Task brief: Would you write out the whole listing below exactly as given?

□ □ □ □ □

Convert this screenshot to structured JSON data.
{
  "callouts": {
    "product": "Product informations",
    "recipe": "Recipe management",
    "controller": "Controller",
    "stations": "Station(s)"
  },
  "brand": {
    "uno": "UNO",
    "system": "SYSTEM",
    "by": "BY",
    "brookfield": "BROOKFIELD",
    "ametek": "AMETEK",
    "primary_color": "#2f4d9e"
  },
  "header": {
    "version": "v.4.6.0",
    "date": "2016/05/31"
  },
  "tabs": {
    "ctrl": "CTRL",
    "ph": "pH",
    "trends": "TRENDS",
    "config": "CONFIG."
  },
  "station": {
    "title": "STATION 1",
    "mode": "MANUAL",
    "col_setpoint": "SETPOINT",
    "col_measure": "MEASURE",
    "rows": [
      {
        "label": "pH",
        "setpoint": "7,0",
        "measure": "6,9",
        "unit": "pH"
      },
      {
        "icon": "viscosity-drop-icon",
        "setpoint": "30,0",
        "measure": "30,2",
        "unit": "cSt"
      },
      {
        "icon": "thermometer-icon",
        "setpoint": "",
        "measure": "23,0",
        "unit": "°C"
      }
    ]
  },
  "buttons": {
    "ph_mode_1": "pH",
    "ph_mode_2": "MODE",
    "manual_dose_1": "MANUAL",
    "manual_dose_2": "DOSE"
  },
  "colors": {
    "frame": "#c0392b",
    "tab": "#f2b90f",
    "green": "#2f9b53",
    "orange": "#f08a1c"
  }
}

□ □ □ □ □

Output for this exercise:
Convert this screenshot to structured JSON data.
{
  "callouts": {
    "product": "Product informations",
    "recipe": "Recipe management",
    "controller": "Controller",
    "stations": "Station(s)"
  },
  "brand": {
    "uno": "UNO",
    "system": "SYSTEM",
    "by": "BY",
    "brookfield": "BROOKFIELD",
    "ametek": "AMETEK",
    "primary_color": "#2f4d9e"
  },
  "header": {
    "version": "v.4.6.0",
    "date": "2016/05/31"
  },
  "tabs": {
    "ctrl": "CTRL",
    "ph": "pH",
    "trends": "TRENDS",
    "config": "CONFIG."
  },
  "station": {
    "title": "STATION 1",
    "mode": "MANUAL",
    "col_setpoint": "SETPOINT",
    "col_measure": "MEASURE",
    "rows": [
      {
        "label": "pH",
        "setpoint": "7,0",
        "measure": "6,9",
        "unit": "pH"
      },
      {
        "icon": "viscosity-drop-icon",
        "setpoint": "30,0",
        "measure": "30,2",
        "unit": "cSt"
      },
      {
        "icon": "thermometer-icon",
        "setpoint": "",
        "measure": "23,0",
        "unit": "°C"
      }
    ]
  },
  "buttons": {
    "ph_mode_1": "pH",
    "ph_mode_2": "MODE",
    "manual_dose_1": "MANUAL",
    "manual_dose_2": "DOSE"
  },
  "colors": {
    "frame": "#c0392b",
    "tab": "#f2b90f",
    "green": "#2f9b53",
    "orange": "#f08a1c"
  }
}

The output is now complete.